(bottom of screen)

Jacksonville completes a curl in front of the buzz defender with Layne as the deep third to the boundary. Somehow, the Steelers miss two tackles, allowing Layne to make an open field tackle. Layne targets the outside hip, closes width, and lacks the power and technique to wrap up and end the play.

It’s not always bad

Some of those missed tackles are not encouraging, but Layne is not passive and can make quality open field tackles. Layne’s professional missed tackle rate is a high 33 percent, but the sample size is small; according to Pro Football Focus, he has nine career tackles.

(bottom of screen)

Layne is in off coverage against Marquise Brown (5) on the screen. Layne takes an initial inward angle, and Brown attempts to spin back outside but stumbles; Layne comes to balance, squares up to Brown, wraps the receiver up to the outside, and drags him to the deck.
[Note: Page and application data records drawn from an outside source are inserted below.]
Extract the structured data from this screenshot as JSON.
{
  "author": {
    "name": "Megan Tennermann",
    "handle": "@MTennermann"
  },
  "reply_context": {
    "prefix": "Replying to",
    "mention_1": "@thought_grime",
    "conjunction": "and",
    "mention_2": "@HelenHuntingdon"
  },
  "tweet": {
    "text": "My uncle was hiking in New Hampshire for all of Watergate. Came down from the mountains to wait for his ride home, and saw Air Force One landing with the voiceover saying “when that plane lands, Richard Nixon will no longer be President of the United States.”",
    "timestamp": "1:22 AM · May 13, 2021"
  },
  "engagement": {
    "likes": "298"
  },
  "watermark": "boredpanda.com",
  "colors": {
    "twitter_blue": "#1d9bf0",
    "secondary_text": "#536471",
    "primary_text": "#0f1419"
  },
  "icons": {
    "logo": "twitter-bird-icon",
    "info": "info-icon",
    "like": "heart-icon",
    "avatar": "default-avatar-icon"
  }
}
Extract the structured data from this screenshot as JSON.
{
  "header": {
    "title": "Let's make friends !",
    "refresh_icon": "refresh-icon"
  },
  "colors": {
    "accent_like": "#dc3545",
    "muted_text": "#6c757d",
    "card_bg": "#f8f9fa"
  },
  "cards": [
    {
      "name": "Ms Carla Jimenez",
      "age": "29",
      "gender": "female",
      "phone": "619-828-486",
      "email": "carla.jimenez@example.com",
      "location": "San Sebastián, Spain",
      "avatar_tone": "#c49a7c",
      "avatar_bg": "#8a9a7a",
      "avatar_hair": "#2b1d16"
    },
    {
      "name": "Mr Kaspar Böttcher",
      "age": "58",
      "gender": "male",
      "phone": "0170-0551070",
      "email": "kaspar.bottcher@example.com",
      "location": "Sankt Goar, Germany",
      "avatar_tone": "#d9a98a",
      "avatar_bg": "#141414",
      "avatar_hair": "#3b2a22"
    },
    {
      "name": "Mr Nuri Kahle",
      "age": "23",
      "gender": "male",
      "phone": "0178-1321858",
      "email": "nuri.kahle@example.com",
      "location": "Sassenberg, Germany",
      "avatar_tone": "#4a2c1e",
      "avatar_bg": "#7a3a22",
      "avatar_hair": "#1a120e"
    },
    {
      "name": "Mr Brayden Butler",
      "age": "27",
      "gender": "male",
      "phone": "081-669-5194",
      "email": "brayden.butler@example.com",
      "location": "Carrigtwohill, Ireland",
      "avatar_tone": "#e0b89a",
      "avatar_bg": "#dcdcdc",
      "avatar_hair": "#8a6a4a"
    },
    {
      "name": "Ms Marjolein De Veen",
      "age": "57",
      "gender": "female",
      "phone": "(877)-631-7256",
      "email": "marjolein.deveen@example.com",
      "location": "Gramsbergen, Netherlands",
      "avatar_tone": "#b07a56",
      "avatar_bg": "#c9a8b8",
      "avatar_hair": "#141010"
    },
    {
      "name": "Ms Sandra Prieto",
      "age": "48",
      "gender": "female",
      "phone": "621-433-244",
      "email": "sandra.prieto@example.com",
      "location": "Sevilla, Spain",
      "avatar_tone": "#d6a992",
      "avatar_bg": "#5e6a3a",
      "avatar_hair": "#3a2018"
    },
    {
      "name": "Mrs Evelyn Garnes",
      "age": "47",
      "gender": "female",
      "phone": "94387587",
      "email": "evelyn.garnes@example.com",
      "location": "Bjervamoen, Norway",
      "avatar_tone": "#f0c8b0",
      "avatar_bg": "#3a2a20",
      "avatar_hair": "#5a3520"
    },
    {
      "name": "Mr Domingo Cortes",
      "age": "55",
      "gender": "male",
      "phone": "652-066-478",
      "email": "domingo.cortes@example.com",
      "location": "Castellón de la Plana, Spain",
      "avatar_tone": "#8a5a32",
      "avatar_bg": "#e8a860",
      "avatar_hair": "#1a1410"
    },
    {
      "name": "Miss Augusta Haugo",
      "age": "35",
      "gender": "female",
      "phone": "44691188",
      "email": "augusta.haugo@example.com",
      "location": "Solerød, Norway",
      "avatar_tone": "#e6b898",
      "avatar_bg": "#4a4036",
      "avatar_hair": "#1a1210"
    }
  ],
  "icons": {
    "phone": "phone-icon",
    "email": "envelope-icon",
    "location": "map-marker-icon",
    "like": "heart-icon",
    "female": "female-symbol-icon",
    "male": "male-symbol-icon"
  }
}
If we are looking at this play from a glass-half-empty point of view, Brown trips, and he is 175 pounds soaking wet.

I love to see this play from Layne, who takes a punishment but shows great resilience to pop up and find the ball carrier. A well-executed play action screen matches an offensive lineman against the lone Layne.

(bottom of screen)

This play isn’t as impressive as the last one, but it does show the willingness to lower his shoulder and attempt to hit with power. Layne’s play strength is marginal when squared up against a running back or tight end in the flat. Still, he slows the tight end down, allowing the Steelers to rally for the tackle.

New Giants wide receiver Kalil Pimpleton beats Layne on the drag route. Layne does not do the best job staying in phase with Pimipleton, as he works over the top of traffic, but he does a good job closing width and tackling Pimpleton as he catches the football.

Final thoughts

The Giants need capable cornerback depth who - at the very least - can perform at an adequate level. Layne has stiffness in his lower half, and his ability to transition smoothly seems difficult. He is not the most reliable tackler, either. However, he seemingly understands route concepts and does an adequate job knowing how to use his leverage, albeit athletic limitations and technique limit his ability to successfully maintain said leverage.

He can play outside and offers some upside if coach Jerome Henderson can get him to be a bit more disciplined at the top of wide receiver’s stems which could help mask the stiffness issue. At the very worst, he can compete as a gunner on special teams - he has 20 special teams tackles in his career, nine from last season, which tied Cam Brown.